Which brings me to my main train of thought: Norwegians are really bunnies. Never in all my life have I seen human reproduction on display quite like it is here in Oslo. Could be like this all over the country, but since I prefer to keep generalizations to a minimal so as not to alienate all of Norway, I will stick with Oslo. It is befitting that the city itself begins with a large O; the pregnant woman really should stake her claim as Norsk mascot. I am sure there is some insane data that the census could support, but I don't need numbers and decimals and percentages to tell me there is a whole lot of propagating going on around here.   I can't imagine it's the bees to blame, but perhaps that is where NAV derived their milk money idea. Pass out the figurative pollen and the bunnies will go to work. Clearly I am crossing all sorts of species lines but perhpas you get the comparison. If NAV gives money, then "jeg" will do my duty to Norge by getting knocked up. 

The sheer numbers of beautiful pregnant women in skintight clothing is astounding. Just last week we were surrounded at Villa Paradiso by three pregnant women, within a 3 table radius. I walked not 20 yards when I was hit with not one, not two, but four bellies in Sandvika Storsenter. Aker Brygge had their fair share as well. 
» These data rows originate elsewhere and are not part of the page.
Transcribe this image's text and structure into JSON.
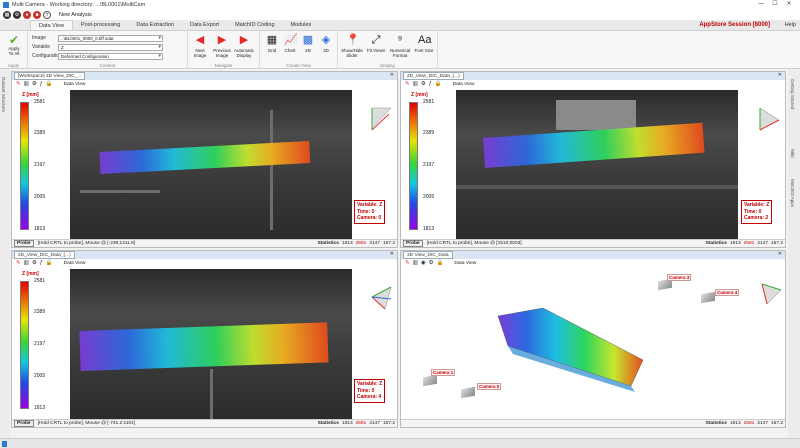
{
  "window": {
    "title": "Multi Camera - Working directory: ...\\BL0001\\MultiCam",
    "controls": [
      "—",
      "☐",
      "✕"
    ]
  },
  "qa": {
    "new_analysis": "New Analysis"
  },
  "tabs": [
    "Data View",
    "Post-processing",
    "Data Extraction",
    "Data Export",
    "MatchID Coding",
    "Modules"
  ],
  "session": "AppStore Session [8000]",
  "help": "Help",
  "ribbon": {
    "apply": "Apply To All",
    "apply_group": "Apply",
    "image_label": "Image",
    "image_value": "..\\BL0001_0000_0.tiff.sdat",
    "variable_label": "Variable",
    "variable_value": "Z",
    "config_label": "Configuration",
    "config_value": "Deformed Configuration",
    "content_group": "Content",
    "next": "Next Image",
    "previous": "Previous Image",
    "auto": "Automatic Display",
    "navigate_group": "Navigate",
    "grid": "Grid",
    "chart": "Chart",
    "v2d": "2D",
    "v3d": "3D",
    "create_group": "Create View",
    "showhide": "Show/Hide Slider",
    "fit": "Fit Views",
    "numfmt": "Numerical Format",
    "font": "Font Size",
    "display_group": "Display"
  },
  "left_strip": "Dataset Structure",
  "right_strip": [
    "Getting Started",
    "Wiki",
    "MatchID Apps"
  ],
  "panes": [
    {
      "tab": "[Workspace] 2D View_DIC_...",
      "dataview": "Data View",
      "ztitle": "Z [mm]",
      "ticks": [
        "2581",
        "2389",
        "2197",
        "2005",
        "1813"
      ],
      "info": [
        "Variable: Z",
        "Time: 0",
        "Camera: 0"
      ],
      "probe": "Probe",
      "probe_text": "[Hold CRTL to probe], Mouse @ [-239;1211.8]",
      "stats_label": "Statistics",
      "stats": [
        "1813",
        "2581",
        "2147",
        "167.2"
      ]
    },
    {
      "tab": "2D_View_DIC_Data_(...)",
      "dataview": "Data View",
      "ztitle": "Z [mm]",
      "ticks": [
        "2581",
        "2389",
        "2197",
        "2005",
        "1813"
      ],
      "info": [
        "Variable: Z",
        "Time: 0",
        "Camera: 2"
      ],
      "probe": "Probe",
      "probe_text": "[Hold CRTL to probe], Mouse @ [1510;0003]",
      "stats_label": "Statistics",
      "stats": [
        "1813",
        "2581",
        "2147",
        "167.2"
      ]
    },
    {
      "tab": "2D_View_DIC_Data_(...)",
      "dataview": "Data View",
      "ztitle": "Z [mm]",
      "ticks": [
        "2581",
        "2389",
        "2197",
        "2005",
        "1813"
      ],
      "info": [
        "Variable: Z",
        "Time: 0",
        "Camera: 4"
      ],
      "probe": "Probe",
      "probe_text": "[Hold CRTL to probe], Mouse @ [-741.2;1101]",
      "stats_label": "Statistics",
      "stats": [
        "1813",
        "2581",
        "2147",
        "167.2"
      ]
    },
    {
      "tab": "3D View_DIC_Data",
      "dataview": "Data View",
      "cams": [
        "Camera 1",
        "Camera 0",
        "Camera 3",
        "Camera 4"
      ],
      "stats_label": "Statistics",
      "stats": [
        "1813",
        "2581",
        "2147",
        "167.2"
      ]
    }
  ]
}
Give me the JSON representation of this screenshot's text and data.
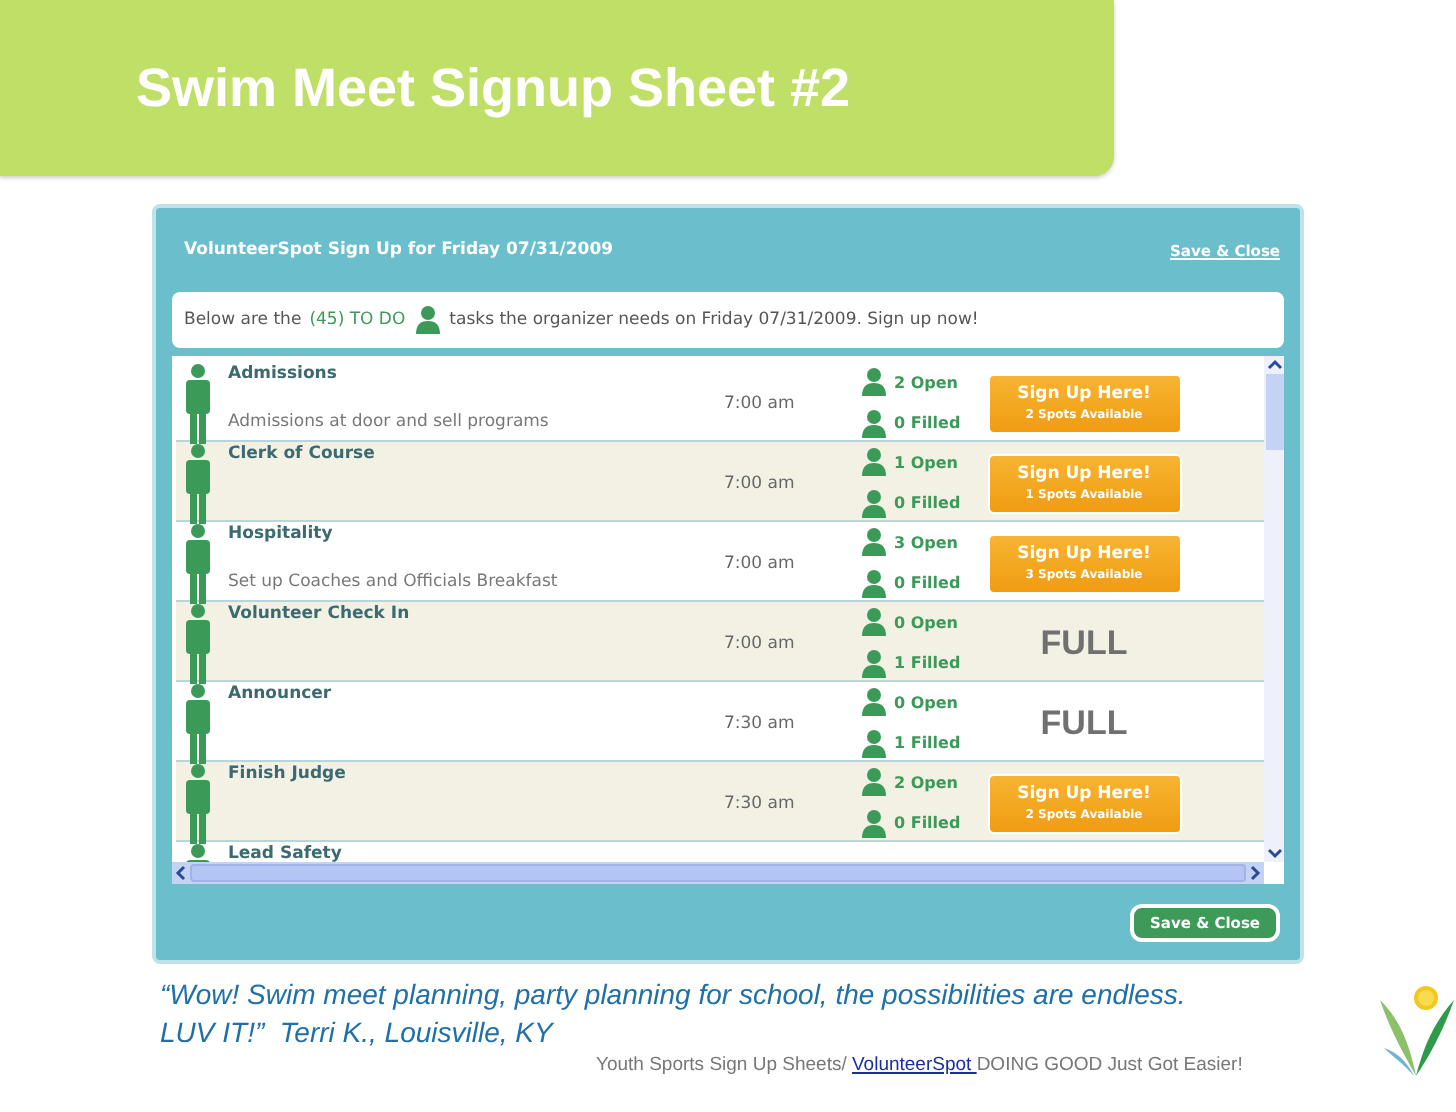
{
  "slide": {
    "title": "Swim Meet Signup Sheet #2"
  },
  "dialog": {
    "title": "VolunteerSpot Sign Up for Friday 07/31/2009",
    "close_link": "Save & Close",
    "intro_lead": "Below are the",
    "intro_count": "(45) TO DO",
    "intro_rest": "tasks the organizer needs on Friday 07/31/2009. Sign up now!",
    "save_button": "Save & Close"
  },
  "rows": [
    {
      "name": "Admissions",
      "description": "Admissions at door and sell programs",
      "time": "7:00 am",
      "open": "2 Open",
      "filled": "0 Filled",
      "action": {
        "kind": "signup",
        "label": "Sign Up Here!",
        "detail": "2 Spots Available"
      }
    },
    {
      "name": "Clerk of Course",
      "time": "7:00 am",
      "open": "1 Open",
      "filled": "0 Filled",
      "action": {
        "kind": "signup",
        "label": "Sign Up Here!",
        "detail": "1 Spots Available"
      }
    },
    {
      "name": "Hospitality",
      "description": "Set up Coaches and Officials Breakfast",
      "time": "7:00 am",
      "open": "3 Open",
      "filled": "0 Filled",
      "action": {
        "kind": "signup",
        "label": "Sign Up Here!",
        "detail": "3 Spots Available"
      }
    },
    {
      "name": "Volunteer Check In",
      "time": "7:00 am",
      "open": "0 Open",
      "filled": "1 Filled",
      "action": {
        "kind": "full",
        "label": "FULL"
      }
    },
    {
      "name": "Announcer",
      "time": "7:30 am",
      "open": "0 Open",
      "filled": "1 Filled",
      "action": {
        "kind": "full",
        "label": "FULL"
      }
    },
    {
      "name": "Finish Judge",
      "time": "7:30 am",
      "open": "2 Open",
      "filled": "0 Filled",
      "action": {
        "kind": "signup",
        "label": "Sign Up Here!",
        "detail": "2 Spots Available"
      }
    },
    {
      "name": "Lead Safety"
    }
  ],
  "footer": {
    "quote": "“Wow! Swim meet planning, party planning for school, the possibilities are endless. LUV IT!”  Terri K., Louisville, KY",
    "tagline_before": "Youth Sports Sign Up Sheets/ ",
    "tagline_link": "VolunteerSpot ",
    "tagline_after": "DOING GOOD Just Got Easier!"
  }
}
Which brings me to the subject of the pregnant woman herself. The real glowing preggos are here in Norwegia, let me tell you. Perfect skin, shining hair and a general aura of sex and girl next door all mixed in. It's just so......fertile. It's enough to make a girl want a bolle in the oven, ikke sant?